At Booksale I came across Snark by The New Yorker film critic David Denby. As is expected from a critic, it's nonfiction--I didn't have to skim past the cover to consider it as interesting. What it's about, I'm not sure (no idea about snark as a concept, honestly) but I rarely spot good nonfiction, and the last time I read one was in 2012, upon chancing Zombification by NPR's Andrei Codrescu which I bought because it stupidly reminds me of The Death of Dr. Lazarescu. No regrets, as it's a good read as well.

Subtitled It's mean, it's Personal, and it's destroying our conversation, Denby starts Snark in his most personal tone. He hates snark both as a writer and as someone who admires Obama and considers free speech and democracy his advocacies. The way he defines it, snark is a kind of language that's "lazy and parasitic", in that it only reuses terminologies and references snuffed out by exhausted readers, flavors it with the juiciest of rumors, in order to fulfill its purpose of misleading everyone. (Just like Buzzfeed and Gawker is!)

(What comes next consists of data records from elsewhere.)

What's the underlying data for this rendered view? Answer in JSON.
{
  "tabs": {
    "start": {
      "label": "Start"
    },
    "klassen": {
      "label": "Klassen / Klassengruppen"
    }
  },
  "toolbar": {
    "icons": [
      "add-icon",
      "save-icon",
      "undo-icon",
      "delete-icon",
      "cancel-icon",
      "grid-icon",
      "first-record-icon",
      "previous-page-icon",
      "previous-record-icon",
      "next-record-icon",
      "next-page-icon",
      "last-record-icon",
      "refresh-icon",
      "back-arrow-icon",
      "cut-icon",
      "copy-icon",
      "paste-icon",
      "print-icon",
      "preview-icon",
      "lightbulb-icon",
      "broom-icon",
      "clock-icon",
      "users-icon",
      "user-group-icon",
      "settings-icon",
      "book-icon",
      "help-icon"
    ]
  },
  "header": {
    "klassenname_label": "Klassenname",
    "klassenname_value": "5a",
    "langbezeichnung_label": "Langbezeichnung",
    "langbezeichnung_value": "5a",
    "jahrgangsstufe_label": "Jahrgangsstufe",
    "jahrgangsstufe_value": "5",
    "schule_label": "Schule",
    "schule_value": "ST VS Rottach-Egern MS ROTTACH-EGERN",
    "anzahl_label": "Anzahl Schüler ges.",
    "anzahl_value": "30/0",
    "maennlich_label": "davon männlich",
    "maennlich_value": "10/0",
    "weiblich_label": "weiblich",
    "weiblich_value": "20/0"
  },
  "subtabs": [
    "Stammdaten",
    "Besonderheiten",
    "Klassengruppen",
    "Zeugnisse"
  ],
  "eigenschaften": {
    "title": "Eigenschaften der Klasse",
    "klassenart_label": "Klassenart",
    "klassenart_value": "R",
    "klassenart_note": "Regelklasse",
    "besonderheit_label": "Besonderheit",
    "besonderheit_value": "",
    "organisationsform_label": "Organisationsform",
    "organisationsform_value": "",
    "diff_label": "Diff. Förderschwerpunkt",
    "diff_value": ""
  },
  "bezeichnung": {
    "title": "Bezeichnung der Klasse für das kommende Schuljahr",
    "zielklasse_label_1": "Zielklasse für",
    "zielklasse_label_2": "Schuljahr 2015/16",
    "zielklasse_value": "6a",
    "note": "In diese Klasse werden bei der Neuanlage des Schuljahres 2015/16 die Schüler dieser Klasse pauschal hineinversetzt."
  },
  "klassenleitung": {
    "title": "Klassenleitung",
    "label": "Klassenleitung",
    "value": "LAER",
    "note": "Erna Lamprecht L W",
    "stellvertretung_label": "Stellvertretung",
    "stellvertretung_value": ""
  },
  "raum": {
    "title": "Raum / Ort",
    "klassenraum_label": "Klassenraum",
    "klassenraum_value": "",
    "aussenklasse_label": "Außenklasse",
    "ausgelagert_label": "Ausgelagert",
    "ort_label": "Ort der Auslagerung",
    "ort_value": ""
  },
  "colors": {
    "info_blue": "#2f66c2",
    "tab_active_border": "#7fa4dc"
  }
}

In a gist, his point: it's fine to talk about something that everyone else is talking about, as long as you say something novel about it. Denby is all for writing that's fresh and creative, characteristics that snark will never have. If anything, snark wants to distract us from the relevant matters, destroying what he calls in later chapters as "the national conversation" (or in social media, the trending hashtag).

He extensively compares snark with satire and irony, and he goes the whole nine yards, back to ancient times (Archilochus and Hipponax, Juvenal) and contrasts this to what snark is in the modern times (Tom Wolfe, Private Eye, Spy). Lewis Carroll's The Hunting of the Snark proved to be a good introduction, inspiration and springboard all at once, with the line "For the snark is a boojum, you see" the chorus, the concept binding the Greeks to the New York Times columnist Maureen Dowd and to Stephen Colbert. In his personal reading of nonsense poetry, Snark, Denby points out, wants its target to vanish into thin air.

I started reading it during the holidays, and was startled that my wife found the book as refreshing. She said it's different (as a work of nonfiction) in the sense that its language is light but witty. True, and it's commendable in that department. It's a good way to start the conversation about a language that, well, ruins the conversation.

The more I read the book, the more I get the feeling that snark is the unofficial language of forums and comments sections and Reddit threads. Snark, I'd like to think, is the air online trolls breathe. It fits the bill, actually: trolls are committed to play around, mess around with straight-faced commenters, and shift the conversation with recycled GIFs and meme. Trolls spit snark on the comments section, oftentimes aimlessly and anonymously, and it's as nasty as a hate crime. Denby chants this all throughout the book: what separates snark from satire, irony and other forms is that it's never creative unlike the latter--which gives us the discerning eye to weed out trolls from harsh but well-intentioned pundits. Snark has zero literary merits. Trolls, armed with their unoriginal language, have to be ignored.